> **EXERCISE PROMPT**:
A single number is the answer here: the count of lines in the records below in which the word "with" appears.

[Items from an interface collection]

------------------------------------------------------------

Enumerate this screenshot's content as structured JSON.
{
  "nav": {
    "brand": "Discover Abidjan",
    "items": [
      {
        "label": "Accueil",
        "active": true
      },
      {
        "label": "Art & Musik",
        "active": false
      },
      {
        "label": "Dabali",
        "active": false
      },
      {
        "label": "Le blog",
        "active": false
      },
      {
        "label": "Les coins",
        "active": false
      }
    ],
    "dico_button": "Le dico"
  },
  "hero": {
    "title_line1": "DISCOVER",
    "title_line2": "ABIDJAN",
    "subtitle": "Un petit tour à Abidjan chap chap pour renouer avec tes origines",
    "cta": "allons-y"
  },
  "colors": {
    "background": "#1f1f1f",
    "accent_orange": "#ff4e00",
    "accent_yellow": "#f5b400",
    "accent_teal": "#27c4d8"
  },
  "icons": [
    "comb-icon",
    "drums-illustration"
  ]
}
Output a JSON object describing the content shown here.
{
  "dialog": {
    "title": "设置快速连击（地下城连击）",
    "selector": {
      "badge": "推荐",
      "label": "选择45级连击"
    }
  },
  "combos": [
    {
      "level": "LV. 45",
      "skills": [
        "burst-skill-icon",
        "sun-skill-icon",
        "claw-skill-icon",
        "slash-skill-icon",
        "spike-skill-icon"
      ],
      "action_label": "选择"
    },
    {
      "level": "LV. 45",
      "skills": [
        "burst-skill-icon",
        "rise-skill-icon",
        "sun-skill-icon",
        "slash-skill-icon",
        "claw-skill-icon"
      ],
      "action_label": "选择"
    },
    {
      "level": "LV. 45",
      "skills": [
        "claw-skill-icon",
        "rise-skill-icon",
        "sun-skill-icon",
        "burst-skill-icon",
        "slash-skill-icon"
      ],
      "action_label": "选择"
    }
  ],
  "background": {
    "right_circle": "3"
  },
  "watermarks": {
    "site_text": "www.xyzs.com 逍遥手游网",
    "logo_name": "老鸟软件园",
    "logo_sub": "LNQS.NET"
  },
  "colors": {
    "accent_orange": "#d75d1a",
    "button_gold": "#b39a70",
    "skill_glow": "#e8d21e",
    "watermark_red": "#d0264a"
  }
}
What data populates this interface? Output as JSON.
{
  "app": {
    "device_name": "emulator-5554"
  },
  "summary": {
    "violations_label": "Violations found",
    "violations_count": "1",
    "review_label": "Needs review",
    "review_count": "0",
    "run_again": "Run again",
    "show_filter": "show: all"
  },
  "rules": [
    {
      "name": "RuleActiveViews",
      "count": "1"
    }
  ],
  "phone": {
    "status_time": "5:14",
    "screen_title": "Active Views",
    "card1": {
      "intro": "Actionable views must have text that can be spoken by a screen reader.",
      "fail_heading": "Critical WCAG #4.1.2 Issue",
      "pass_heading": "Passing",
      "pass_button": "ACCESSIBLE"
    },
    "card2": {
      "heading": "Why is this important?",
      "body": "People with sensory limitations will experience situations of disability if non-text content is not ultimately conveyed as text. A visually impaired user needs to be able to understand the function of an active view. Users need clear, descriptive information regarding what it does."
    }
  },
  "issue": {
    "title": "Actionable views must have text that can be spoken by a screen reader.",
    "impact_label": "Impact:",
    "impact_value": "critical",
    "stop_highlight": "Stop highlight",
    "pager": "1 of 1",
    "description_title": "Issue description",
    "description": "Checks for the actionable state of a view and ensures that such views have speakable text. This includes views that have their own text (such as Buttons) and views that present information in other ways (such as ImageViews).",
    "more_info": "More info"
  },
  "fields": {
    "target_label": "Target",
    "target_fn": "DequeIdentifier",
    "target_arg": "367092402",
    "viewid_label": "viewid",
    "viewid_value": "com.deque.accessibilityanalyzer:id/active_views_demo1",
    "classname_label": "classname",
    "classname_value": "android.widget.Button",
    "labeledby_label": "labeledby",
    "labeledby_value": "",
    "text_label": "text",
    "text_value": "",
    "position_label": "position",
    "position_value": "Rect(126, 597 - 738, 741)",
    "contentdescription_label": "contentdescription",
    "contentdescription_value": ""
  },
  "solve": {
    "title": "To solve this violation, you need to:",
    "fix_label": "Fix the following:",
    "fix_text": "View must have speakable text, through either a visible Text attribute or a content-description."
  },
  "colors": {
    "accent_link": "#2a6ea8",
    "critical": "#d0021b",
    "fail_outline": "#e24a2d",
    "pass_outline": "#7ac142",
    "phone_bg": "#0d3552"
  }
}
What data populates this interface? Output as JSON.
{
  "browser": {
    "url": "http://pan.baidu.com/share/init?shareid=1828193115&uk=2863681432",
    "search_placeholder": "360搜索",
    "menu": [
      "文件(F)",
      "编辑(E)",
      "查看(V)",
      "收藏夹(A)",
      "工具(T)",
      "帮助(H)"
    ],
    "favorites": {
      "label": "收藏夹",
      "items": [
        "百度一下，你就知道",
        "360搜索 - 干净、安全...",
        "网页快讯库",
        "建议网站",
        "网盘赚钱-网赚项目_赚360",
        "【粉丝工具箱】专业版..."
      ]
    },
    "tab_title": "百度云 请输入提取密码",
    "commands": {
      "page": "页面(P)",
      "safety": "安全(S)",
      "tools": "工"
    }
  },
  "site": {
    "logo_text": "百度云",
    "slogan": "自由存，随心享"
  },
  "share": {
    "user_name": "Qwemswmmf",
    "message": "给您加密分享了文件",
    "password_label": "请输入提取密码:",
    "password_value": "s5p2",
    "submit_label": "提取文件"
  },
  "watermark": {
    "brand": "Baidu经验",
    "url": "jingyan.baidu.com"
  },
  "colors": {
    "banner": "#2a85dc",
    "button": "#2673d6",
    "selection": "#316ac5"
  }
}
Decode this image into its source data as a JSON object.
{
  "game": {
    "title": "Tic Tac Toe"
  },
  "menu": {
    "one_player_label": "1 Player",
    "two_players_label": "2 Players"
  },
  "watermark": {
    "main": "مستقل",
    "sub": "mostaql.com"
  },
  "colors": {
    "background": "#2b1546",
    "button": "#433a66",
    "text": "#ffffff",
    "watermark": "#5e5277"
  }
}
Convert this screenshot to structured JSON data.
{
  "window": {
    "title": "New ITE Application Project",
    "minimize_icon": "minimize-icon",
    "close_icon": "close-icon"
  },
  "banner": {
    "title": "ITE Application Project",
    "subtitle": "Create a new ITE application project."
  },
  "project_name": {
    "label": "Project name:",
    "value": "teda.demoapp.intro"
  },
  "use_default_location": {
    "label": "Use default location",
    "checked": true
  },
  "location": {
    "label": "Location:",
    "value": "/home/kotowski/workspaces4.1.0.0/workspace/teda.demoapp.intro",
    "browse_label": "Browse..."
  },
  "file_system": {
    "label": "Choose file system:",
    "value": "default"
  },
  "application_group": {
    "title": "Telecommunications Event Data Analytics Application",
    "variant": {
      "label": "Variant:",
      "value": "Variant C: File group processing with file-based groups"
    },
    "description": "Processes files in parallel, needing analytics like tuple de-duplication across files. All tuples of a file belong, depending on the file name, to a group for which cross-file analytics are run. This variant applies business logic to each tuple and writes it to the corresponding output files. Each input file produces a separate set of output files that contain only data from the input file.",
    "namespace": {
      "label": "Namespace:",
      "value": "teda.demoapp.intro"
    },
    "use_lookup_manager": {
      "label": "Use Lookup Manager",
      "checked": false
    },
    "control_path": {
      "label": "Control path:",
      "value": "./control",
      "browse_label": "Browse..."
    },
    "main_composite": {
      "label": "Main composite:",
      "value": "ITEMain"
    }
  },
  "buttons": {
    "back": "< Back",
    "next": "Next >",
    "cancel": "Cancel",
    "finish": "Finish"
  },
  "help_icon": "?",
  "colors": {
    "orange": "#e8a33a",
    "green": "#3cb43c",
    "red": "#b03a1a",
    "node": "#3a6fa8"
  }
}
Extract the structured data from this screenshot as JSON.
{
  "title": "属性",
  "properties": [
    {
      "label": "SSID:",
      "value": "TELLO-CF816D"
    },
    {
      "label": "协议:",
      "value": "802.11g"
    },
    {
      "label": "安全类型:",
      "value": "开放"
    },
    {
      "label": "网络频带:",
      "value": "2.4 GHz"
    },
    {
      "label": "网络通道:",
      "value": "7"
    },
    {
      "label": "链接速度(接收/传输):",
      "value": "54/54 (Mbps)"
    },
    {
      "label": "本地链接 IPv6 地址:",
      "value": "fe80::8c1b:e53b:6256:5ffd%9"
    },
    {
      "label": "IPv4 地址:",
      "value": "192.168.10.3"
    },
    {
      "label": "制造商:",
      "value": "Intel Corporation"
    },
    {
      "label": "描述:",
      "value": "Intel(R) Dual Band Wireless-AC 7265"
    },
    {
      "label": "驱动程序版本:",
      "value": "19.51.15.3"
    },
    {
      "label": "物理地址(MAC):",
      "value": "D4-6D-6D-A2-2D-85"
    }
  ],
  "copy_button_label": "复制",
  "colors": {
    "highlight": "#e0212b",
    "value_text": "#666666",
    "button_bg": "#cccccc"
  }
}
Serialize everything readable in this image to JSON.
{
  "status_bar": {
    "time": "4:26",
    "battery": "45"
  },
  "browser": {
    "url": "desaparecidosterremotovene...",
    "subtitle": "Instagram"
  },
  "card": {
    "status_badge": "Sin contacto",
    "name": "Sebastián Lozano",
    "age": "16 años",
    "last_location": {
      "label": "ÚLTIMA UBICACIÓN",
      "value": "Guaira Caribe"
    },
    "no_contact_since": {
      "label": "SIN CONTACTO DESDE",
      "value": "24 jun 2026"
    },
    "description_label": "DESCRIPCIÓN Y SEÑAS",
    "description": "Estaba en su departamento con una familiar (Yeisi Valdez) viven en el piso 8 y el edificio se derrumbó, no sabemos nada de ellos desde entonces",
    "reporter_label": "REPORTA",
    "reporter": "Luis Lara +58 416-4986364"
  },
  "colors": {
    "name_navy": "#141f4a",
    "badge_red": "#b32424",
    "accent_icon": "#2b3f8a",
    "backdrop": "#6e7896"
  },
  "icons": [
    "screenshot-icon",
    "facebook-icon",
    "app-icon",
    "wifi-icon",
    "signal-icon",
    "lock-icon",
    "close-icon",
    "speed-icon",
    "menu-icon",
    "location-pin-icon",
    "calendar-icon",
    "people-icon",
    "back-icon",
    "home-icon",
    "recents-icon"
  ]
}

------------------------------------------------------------

> **EXERCISE RESPONSE**:
2